What is porpoising?
In light of the new technical regulations introduced this season, one of the biggest changes on the 2022 F1 cars has been the switch from over-body downforce to a ground effect philosophy. This approach means that downforce is predominantly generated by airflow under the car, sucking it down to the ground.
However, a side effect of the philosophy is that, at higher speeds, the air flowing underneath the car can stall. This is caused by there simply not being enough space for the air to flow cleanly through the space between the ground and the floor of the car. If this happens, the floor stops generating downforce and the car springs back up to its normal ride height. However, it immediately starts accumulating air again and is pushed back down, only for the cycle to repeat.
This is something that can be spotted by the car bouncing - or 'porpoising', as it has become known - down the straights.
The effect is as uncomfortable for the drivers as it looks, with Lance Stroll admitting that it "rattles your brain quite a bit".
Max Verstappen and Sergio Perez might have less of a headache, though, as Red Bull seem to now have the issue much more under control. Recent upgrades on the RB18 have helped, as RacingNews365.com technical analyst Paolo Filisetti explains...
How Red Bull are tackling porpoising
As explained previously, Red Bull wisely introduced a major upgrade on the very last day of testing in Bahrain, with huge changes to the RB18 sidepods and floor. The new floor was aimed at reducing the amount of porpoising.
On that floor (see drawing above), you can see two notches (see black arrows) that are perpendicular to the side edge of the floor. In between, an S-shaped part of the floor is used, which should make the sideskirts more effective. These sideskirts, which are created by a vortex of air, close off the floor to the rear. This reduces the pressure difference under the car, which normally plays into the hands of porpoising.
Red Bull thus seem to have solved the annoying problem of porpoising, while Mercedes still suffer from it. However, on the final day of winter testing, Mercedes appeared to be less affected after raising the car's ride height. This, though, is always at the expense of the amount of downforce the car generates.
Are Ferrari taking their cue from McLaren?
Another team that seem to have been brilliantly combatting the problem of porpoising are Ferrari, despite the images of Charles Leclerc bouncing down the straights in Barcelona.

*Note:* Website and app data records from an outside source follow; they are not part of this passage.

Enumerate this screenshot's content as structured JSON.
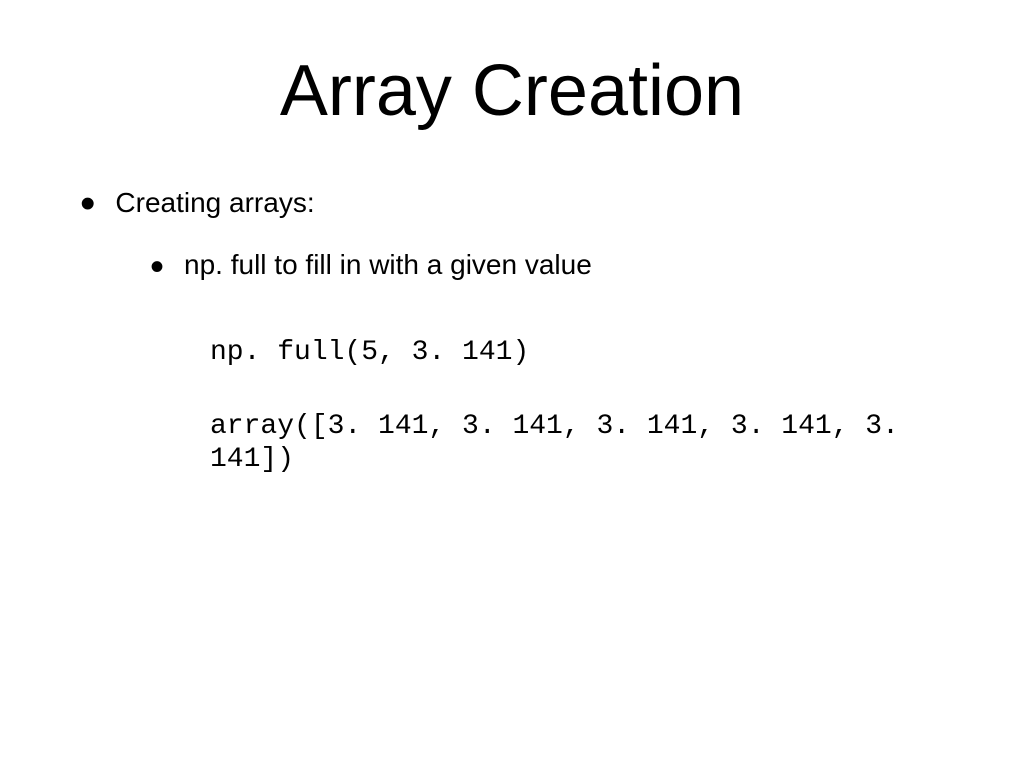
{
  "title": "Array Creation",
  "bullet1": "Creating arrays:",
  "bullet2": "np. full to fill in with a given value",
  "code": {
    "line1": "np. full(5, 3. 141)",
    "line2": "array([3. 141, 3. 141, 3. 141, 3. 141, 3. 141])"
  }
}
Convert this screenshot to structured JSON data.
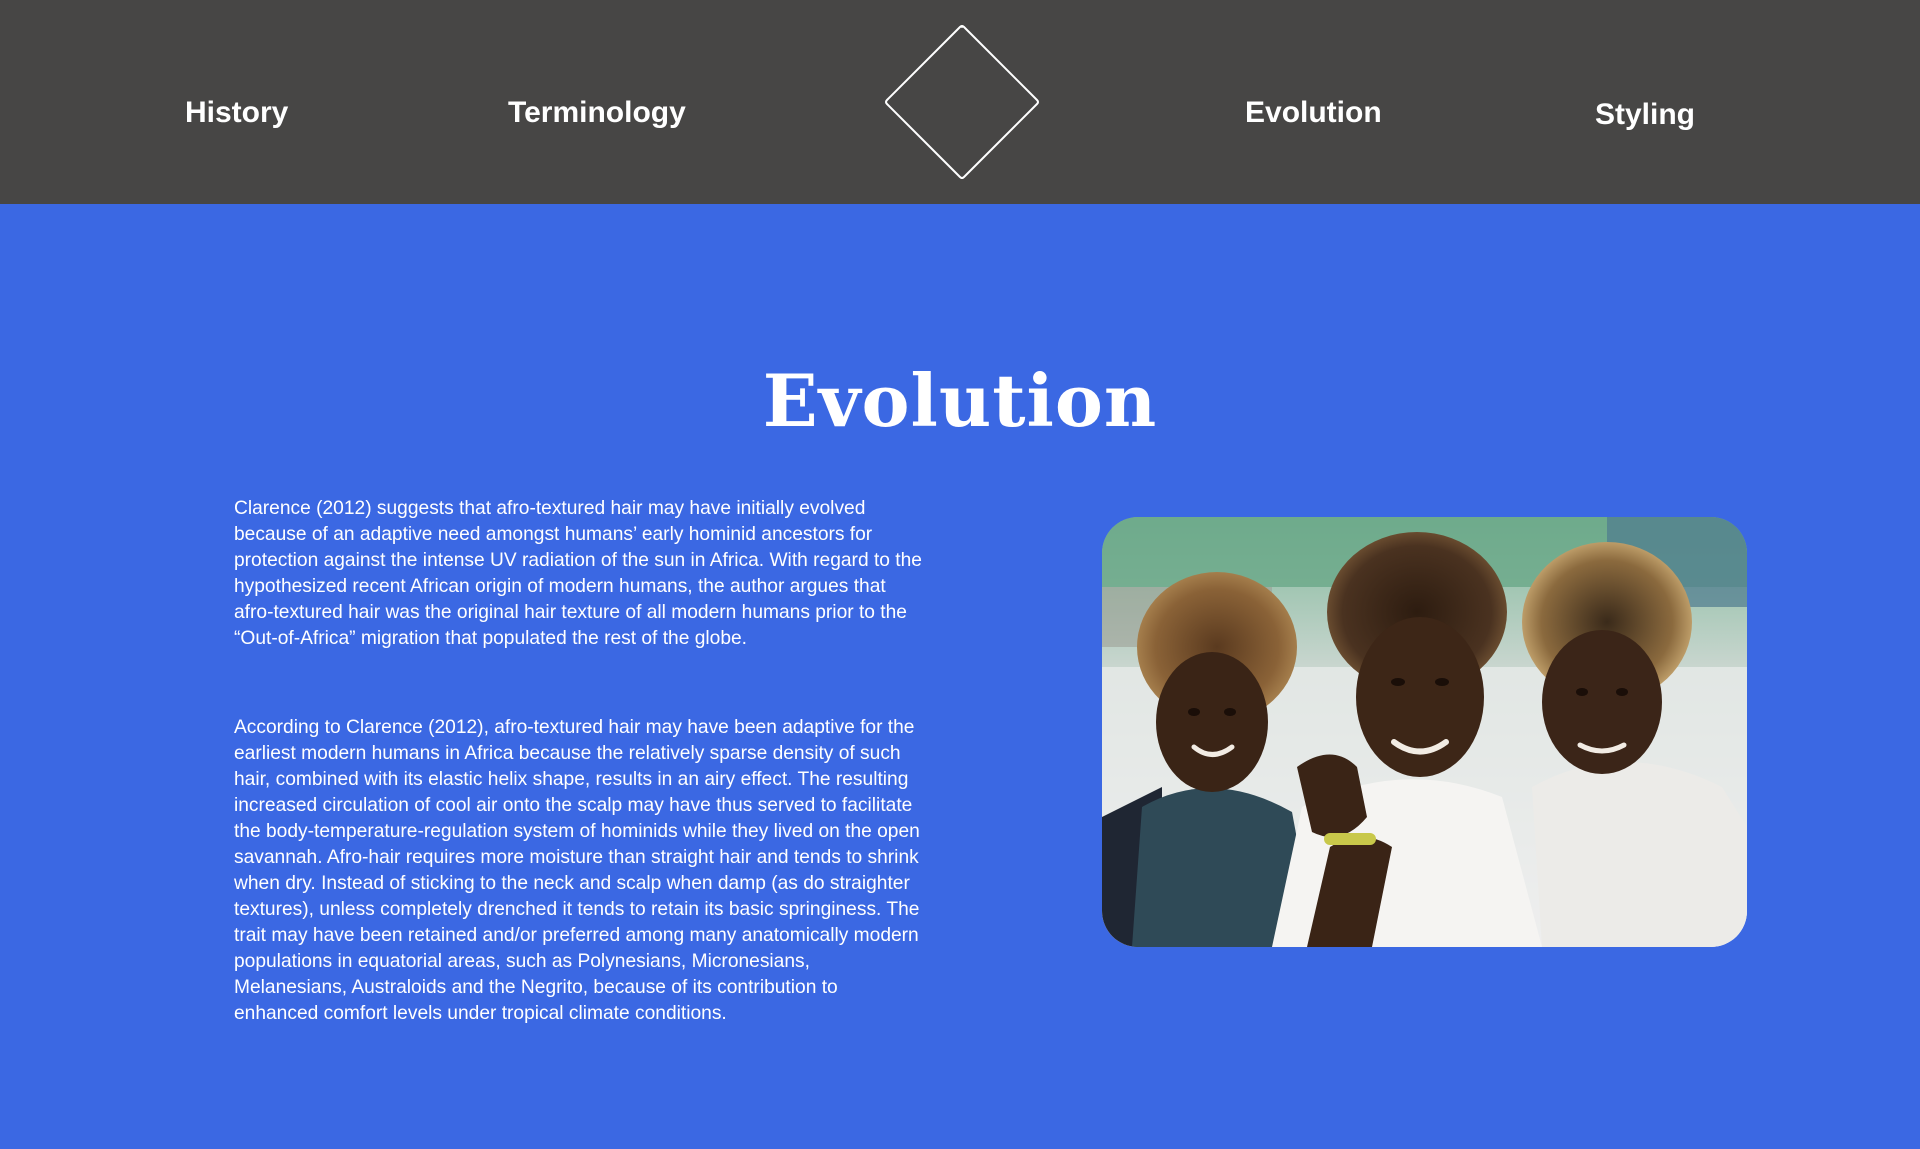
{
  "nav": {
    "left": [
      {
        "label": "History"
      },
      {
        "label": "Terminology"
      }
    ],
    "right": [
      {
        "label": "Evolution"
      },
      {
        "label": "Styling"
      }
    ],
    "logo_icon": "diamond-outline-icon"
  },
  "colors": {
    "header_bg": "#474645",
    "page_bg": "#3b68e3",
    "text": "#ffffff"
  },
  "main": {
    "title": "Evolution",
    "paragraphs": [
      "Clarence (2012) suggests that afro-textured hair may have initially evolved because of an adaptive need amongst humans’ early hominid ancestors for protection against the intense UV radiation of the sun in Africa. With regard to the hypothesized recent African origin of modern humans, the author argues that afro-textured hair was the original hair texture of all modern humans prior to the “Out-of-Africa” migration that populated the rest of the globe.",
      "According to Clarence (2012), afro-textured hair may have been adaptive for the earliest modern humans in Africa because the relatively sparse density of such hair, combined with its elastic helix shape, results in an airy effect. The resulting increased circulation of cool air onto the scalp may have thus served to facilitate the body-temperature-regulation system of hominids while they lived on the open savannah. Afro-hair requires more moisture than straight hair and tends to shrink when dry. Instead of sticking to the neck and scalp when damp (as do straighter textures), unless completely drenched it tends to retain its basic springiness. The trait may have been retained and/or preferred among many anatomically modern populations in equatorial areas, such as Polynesians, Micronesians, Melanesians, Australoids and the Negrito, because of its contribution to enhanced comfort levels under tropical climate conditions."
    ]
  }
}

On the second day in Bahrain, the F1-75 featured a revised floor, featuring a long, knife-shaped profile on the side. As the profile rises a little towards the inside, a long groove is created between the raised edge and the bodywork.
That knife-shaped profile is reinforced with some metal clips that are often seen on the front wings as well, jumping from element to element. These clips are needed to counteract deformation at high speed, as this can weaken the effect. The profile ends in an area where there used to be a sort of 'finger' to regulate the airflow in front of the rear wheels, but that finger has been missing since the second day of testing.
It is not incorrect to say that this solution, which should have the same effect as Red Bull's floor, was inspired by a similar device featured on the floor of the McLaren, a team that seemed to have porpoising fully under control already in Barcelona.
F1 Podcast: All you need to know after the second pre-season test
At the end of the first pre-season test of 2022 in Barcelona,
Dieter Rencken and Thomas Maher discuss the on- and off-track
developments in Bahrain.